As Casals intimates, this view of each child as a unique, unrepeatable marvel contrasts sharply with the instrumental values inherent in conventional schooling. Nobel Prize–winning author Doris Lessing offers a blunt characterization of how this regimentation occurs from the very start of a child’s school experience: It starts when the child is as young as five or six, when he arrives at school. It starts with marks, rewards, “places,” “streams”, stars—and still in many places, stripes. . . . From the very beginning the child is trained to think in this way: always in terms of comparison, of success, and of failure. It is a weeding-out system; the weaker get discouraged and fall out; a system designed to produce a few winners who are always in competition with each other. It is my belief—though this is not the place to develop this—that the talents every child has, regardless of his official “I.Q.”, could stay with him through life, to enrich him and everybody else, if these talents were not regarded as commodities with a value in the success-stakes. . . . The other thing taught from the start is to distrust one’s own judgement. Children are taught submission to authority, how to search for other people’s opinions and decisions, and how to quote and comply.’’
The irony is that this indoctrination is happening in a nation that is proud of its rugged individualism. We have plenty of American heroes who have proclaimed nonconformity as one of our highest ideals. Ralph Waldo Emerson wrote in his essay “Self-Reliance,” “Insist on yourself, never imitate. Your own gift you can offer with the cumulative force of a whole life’s cultivation, but of the adopted talent of another, you have only an extemporaneous, half possession.” Henry David Thoreau said, “I was not born to be forced. I will breathe after my own fashion. Let us see who is the strongest.” However, our schools appeared to have lost touch with this ideal beginning in the early part of the twentieth century, when the assembly line ideas of efficiency expert Frederick Winslow Taylor were transplanted from the industrial world into the American classroom. Now, in the twenty-first century, it seems our values have shifted from the factory model of learning to a more contemporary corporate perspective; we’ve traded in the assembly line for the cube farm. However, in both cases, there’s an emphasis on conformity (in the meeting room corporate atmosphere of today, this is referred to as “collaboration”). “What we’re teaching today is obedience, conformity, following orders,” says education historian Diane Ravitch, author of The Death and Life of the Great American School System. In such a system, the development of each unique individual and their special potentials have little hope of being realized.

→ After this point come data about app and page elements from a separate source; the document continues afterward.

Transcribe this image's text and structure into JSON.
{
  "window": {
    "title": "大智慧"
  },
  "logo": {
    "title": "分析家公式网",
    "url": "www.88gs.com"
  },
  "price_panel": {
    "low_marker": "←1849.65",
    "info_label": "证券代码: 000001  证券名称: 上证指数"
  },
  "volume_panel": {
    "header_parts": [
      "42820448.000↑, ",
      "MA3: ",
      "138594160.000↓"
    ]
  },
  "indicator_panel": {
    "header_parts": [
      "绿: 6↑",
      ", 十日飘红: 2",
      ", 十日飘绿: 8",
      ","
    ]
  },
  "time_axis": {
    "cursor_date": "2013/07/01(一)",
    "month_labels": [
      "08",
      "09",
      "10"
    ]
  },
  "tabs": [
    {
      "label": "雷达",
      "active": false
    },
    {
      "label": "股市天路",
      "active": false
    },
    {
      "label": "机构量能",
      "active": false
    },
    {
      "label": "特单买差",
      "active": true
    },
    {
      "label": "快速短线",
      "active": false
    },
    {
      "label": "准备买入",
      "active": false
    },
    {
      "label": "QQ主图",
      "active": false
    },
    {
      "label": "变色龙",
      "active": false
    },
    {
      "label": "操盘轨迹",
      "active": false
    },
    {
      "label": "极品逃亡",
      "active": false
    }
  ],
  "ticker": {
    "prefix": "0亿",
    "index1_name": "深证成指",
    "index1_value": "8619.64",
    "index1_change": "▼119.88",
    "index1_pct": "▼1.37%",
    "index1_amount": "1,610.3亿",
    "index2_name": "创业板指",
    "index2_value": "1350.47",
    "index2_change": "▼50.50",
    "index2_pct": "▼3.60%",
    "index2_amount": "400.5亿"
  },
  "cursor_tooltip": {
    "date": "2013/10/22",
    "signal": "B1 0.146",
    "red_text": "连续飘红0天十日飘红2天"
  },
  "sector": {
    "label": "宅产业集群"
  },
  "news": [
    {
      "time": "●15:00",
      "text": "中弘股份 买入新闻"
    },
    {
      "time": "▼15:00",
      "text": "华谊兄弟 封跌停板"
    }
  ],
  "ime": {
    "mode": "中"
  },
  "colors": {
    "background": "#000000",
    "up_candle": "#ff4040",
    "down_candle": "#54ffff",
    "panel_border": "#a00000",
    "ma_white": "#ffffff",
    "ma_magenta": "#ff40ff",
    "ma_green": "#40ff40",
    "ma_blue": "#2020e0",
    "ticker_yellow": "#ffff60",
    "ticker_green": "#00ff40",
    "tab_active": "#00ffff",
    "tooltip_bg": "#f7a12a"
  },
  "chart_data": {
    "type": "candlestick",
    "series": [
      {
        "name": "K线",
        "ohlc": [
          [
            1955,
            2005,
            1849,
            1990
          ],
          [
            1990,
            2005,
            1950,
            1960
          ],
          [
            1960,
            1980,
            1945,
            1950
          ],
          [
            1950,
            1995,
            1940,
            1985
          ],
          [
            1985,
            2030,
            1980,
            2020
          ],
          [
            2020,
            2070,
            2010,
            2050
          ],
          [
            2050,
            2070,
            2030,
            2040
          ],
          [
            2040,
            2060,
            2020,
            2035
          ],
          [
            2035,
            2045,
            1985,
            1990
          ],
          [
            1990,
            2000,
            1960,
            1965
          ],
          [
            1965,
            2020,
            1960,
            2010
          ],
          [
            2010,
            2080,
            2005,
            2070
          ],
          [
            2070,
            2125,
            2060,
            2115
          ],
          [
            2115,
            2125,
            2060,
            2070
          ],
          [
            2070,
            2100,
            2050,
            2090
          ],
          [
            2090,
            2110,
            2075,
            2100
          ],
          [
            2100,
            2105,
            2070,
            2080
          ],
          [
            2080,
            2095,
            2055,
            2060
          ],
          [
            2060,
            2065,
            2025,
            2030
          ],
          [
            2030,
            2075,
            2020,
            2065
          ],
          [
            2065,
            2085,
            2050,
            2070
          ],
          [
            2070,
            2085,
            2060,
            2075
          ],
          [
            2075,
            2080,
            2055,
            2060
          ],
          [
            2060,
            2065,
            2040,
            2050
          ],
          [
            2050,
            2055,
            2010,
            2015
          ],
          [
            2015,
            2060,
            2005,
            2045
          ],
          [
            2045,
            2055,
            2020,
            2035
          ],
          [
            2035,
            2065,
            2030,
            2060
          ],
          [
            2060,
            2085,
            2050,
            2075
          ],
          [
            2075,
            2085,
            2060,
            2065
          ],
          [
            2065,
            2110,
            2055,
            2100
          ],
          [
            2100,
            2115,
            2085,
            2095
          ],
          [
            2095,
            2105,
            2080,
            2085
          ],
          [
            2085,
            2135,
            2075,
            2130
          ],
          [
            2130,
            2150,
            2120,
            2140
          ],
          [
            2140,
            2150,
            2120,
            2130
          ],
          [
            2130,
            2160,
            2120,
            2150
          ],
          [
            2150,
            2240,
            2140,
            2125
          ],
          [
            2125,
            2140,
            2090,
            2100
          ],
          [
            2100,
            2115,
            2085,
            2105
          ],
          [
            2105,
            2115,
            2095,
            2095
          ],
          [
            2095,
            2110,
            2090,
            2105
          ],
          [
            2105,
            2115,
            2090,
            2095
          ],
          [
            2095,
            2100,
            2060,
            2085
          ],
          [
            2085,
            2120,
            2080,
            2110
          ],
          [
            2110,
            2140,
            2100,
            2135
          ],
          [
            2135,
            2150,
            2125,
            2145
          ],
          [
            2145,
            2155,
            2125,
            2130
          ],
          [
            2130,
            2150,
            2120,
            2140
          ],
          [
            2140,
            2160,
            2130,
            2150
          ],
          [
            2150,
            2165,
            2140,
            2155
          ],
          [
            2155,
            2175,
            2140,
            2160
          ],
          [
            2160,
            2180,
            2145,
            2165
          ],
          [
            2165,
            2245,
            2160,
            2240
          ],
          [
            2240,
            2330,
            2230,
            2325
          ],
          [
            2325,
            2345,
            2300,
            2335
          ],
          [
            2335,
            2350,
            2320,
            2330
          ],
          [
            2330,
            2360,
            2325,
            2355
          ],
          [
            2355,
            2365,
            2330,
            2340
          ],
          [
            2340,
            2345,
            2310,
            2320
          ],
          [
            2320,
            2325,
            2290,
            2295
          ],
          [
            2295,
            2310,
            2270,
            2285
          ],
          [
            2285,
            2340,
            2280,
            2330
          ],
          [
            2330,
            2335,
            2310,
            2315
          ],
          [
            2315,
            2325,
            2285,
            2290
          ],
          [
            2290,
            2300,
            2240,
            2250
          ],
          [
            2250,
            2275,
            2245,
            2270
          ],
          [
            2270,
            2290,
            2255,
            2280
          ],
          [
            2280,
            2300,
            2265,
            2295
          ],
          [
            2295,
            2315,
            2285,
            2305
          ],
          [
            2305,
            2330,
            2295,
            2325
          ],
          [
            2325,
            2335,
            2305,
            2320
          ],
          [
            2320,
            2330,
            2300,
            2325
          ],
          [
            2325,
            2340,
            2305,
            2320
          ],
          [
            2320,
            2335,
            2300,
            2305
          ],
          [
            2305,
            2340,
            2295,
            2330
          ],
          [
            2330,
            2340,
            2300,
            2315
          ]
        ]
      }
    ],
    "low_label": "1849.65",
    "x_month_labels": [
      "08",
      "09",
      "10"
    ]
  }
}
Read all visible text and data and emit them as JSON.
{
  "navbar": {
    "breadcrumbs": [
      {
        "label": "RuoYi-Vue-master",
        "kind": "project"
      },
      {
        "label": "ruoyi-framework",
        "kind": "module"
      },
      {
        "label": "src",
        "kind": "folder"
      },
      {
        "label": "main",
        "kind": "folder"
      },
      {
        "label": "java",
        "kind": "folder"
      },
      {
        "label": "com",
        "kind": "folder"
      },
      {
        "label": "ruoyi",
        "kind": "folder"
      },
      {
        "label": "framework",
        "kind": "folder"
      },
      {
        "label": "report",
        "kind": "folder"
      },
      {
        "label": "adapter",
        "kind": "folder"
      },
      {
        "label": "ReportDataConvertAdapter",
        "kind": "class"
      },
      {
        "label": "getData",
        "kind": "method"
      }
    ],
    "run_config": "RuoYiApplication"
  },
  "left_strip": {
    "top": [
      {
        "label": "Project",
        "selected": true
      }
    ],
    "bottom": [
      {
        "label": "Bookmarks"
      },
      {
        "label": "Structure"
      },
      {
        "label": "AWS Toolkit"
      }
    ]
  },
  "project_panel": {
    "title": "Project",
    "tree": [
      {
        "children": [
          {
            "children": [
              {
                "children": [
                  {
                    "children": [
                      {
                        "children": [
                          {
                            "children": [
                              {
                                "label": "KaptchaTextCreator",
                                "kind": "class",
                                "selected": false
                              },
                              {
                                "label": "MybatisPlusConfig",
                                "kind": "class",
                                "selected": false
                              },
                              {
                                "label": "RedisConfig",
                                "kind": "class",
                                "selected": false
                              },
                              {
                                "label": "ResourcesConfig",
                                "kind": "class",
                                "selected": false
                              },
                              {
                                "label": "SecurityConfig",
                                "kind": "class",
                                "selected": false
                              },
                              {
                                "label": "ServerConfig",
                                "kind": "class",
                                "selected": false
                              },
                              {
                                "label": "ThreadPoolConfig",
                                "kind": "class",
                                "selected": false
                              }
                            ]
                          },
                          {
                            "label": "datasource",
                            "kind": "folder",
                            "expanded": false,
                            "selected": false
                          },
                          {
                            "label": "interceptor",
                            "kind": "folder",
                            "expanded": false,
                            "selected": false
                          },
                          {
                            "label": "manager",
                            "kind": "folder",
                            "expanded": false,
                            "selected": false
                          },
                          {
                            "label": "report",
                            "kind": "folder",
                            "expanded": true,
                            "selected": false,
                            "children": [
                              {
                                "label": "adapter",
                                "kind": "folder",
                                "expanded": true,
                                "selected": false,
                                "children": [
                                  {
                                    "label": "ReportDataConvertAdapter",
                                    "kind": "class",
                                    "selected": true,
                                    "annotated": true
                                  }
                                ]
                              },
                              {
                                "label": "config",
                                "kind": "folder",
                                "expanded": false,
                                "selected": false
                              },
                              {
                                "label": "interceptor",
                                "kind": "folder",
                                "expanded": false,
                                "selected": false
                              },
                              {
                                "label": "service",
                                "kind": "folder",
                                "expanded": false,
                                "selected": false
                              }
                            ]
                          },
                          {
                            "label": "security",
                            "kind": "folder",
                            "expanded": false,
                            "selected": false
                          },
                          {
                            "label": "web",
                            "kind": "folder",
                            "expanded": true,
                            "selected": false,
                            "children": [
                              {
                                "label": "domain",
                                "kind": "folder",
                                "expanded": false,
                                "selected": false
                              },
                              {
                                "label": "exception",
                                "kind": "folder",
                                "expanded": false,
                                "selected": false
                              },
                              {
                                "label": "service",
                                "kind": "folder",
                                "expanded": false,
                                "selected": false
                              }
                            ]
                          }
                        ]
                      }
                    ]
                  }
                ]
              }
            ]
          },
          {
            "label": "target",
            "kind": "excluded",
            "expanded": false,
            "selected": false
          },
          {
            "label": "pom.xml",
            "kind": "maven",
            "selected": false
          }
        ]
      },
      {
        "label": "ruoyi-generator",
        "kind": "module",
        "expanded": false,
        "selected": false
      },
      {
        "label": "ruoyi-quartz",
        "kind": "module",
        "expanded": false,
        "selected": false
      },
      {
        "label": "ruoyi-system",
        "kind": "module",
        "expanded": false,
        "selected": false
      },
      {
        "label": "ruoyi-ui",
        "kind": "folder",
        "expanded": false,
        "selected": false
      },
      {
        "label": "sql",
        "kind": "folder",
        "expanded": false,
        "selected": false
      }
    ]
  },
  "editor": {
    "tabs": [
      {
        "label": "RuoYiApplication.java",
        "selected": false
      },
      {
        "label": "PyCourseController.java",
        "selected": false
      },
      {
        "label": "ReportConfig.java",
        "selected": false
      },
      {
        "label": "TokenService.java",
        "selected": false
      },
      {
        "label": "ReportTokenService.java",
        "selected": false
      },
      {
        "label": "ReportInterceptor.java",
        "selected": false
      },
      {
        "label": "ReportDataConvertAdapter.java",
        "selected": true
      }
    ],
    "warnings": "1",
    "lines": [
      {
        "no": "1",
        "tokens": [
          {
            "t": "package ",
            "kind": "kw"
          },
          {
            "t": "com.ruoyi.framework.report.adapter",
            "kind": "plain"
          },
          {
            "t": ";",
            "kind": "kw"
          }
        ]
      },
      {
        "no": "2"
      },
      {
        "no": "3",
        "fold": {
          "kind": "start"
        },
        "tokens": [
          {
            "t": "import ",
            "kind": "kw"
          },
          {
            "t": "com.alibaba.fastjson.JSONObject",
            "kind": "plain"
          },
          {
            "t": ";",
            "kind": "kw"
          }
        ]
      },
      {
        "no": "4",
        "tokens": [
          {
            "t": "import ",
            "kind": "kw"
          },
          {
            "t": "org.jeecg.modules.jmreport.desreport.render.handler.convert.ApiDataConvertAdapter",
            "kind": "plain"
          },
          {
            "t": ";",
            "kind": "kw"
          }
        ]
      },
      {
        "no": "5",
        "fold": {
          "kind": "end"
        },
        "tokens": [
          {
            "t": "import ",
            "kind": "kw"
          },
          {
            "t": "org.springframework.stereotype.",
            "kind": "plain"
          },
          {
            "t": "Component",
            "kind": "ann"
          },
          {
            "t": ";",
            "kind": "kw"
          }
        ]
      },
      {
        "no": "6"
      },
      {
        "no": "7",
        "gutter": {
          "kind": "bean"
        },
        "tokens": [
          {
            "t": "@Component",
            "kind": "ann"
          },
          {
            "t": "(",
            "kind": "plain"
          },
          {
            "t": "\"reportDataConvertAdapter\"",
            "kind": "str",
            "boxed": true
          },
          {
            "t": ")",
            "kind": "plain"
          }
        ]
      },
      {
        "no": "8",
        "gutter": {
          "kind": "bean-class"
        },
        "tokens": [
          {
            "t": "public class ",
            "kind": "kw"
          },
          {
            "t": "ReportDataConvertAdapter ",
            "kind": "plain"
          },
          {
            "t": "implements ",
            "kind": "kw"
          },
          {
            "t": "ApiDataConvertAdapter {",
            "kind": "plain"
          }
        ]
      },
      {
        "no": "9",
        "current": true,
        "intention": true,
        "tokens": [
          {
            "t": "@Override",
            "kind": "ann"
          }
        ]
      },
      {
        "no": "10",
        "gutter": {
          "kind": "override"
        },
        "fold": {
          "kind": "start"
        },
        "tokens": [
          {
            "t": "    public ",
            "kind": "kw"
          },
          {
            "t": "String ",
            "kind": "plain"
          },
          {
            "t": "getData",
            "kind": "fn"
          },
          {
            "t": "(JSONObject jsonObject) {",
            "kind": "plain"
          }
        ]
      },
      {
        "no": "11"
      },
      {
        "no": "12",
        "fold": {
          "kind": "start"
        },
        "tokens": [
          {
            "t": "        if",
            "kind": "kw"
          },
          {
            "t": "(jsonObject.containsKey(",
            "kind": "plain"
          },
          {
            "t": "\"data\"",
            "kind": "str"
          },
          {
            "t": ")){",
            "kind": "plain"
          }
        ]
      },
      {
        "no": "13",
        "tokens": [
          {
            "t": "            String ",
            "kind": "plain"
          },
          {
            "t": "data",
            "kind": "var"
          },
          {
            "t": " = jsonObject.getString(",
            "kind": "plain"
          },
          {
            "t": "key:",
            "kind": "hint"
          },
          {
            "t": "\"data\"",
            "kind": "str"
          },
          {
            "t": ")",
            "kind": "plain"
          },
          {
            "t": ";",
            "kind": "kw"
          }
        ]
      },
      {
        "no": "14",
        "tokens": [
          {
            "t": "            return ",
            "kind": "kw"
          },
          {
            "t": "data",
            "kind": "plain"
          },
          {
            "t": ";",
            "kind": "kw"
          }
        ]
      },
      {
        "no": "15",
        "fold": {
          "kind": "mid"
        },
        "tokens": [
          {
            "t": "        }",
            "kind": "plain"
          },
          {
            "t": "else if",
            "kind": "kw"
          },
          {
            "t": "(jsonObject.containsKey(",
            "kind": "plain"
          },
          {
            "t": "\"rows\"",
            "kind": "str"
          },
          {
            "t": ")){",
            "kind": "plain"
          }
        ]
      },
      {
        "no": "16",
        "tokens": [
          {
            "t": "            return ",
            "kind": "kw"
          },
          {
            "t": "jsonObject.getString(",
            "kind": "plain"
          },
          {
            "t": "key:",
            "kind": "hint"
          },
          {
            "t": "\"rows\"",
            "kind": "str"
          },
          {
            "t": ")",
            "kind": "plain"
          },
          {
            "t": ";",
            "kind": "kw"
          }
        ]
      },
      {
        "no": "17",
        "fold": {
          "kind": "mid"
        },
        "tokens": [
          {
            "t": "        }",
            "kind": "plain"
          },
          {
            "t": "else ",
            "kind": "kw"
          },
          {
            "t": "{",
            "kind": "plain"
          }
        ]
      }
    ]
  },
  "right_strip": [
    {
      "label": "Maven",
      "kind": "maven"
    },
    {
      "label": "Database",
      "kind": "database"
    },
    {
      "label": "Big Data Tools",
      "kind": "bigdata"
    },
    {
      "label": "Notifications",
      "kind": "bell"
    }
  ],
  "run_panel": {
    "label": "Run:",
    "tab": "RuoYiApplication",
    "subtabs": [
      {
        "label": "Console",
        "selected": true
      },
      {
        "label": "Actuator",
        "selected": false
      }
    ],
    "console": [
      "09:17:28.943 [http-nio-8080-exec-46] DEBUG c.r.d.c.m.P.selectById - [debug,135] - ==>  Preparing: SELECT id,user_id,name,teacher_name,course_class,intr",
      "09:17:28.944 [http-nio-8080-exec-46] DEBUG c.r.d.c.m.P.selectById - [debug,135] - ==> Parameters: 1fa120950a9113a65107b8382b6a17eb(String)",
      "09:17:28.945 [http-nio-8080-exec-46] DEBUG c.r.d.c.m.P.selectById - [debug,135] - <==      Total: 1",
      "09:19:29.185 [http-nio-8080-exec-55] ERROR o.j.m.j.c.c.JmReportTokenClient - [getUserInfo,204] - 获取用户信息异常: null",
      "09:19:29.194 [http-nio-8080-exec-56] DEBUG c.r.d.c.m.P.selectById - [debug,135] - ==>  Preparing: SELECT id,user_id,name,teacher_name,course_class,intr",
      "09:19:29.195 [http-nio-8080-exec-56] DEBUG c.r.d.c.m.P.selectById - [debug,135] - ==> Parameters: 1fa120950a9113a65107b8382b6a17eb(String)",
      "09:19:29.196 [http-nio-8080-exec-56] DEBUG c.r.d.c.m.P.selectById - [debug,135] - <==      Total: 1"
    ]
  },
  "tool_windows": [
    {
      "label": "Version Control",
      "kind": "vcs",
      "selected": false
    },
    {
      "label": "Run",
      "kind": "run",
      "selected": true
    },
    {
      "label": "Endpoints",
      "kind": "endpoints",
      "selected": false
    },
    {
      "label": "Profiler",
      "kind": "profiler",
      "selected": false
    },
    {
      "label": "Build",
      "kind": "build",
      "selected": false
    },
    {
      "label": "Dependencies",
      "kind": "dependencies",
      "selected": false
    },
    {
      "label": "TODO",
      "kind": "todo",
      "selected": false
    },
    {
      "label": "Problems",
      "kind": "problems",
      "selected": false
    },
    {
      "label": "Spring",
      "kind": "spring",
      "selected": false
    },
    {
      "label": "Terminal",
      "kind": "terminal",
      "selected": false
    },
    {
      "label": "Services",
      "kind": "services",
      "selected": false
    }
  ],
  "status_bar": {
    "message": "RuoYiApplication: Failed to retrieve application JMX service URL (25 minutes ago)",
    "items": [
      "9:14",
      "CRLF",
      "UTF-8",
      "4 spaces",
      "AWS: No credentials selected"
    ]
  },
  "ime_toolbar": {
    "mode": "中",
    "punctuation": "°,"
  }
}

Thomas Armstrong, Ph.D. is the author of 19 books including the book from which this excerpt was taken: If Einstein Ran the Schools: Revitalizing U.S. Education (Praeger). Visit his website: www.institute4learning.com and follow him on Twitter: @Dr_Armstrong.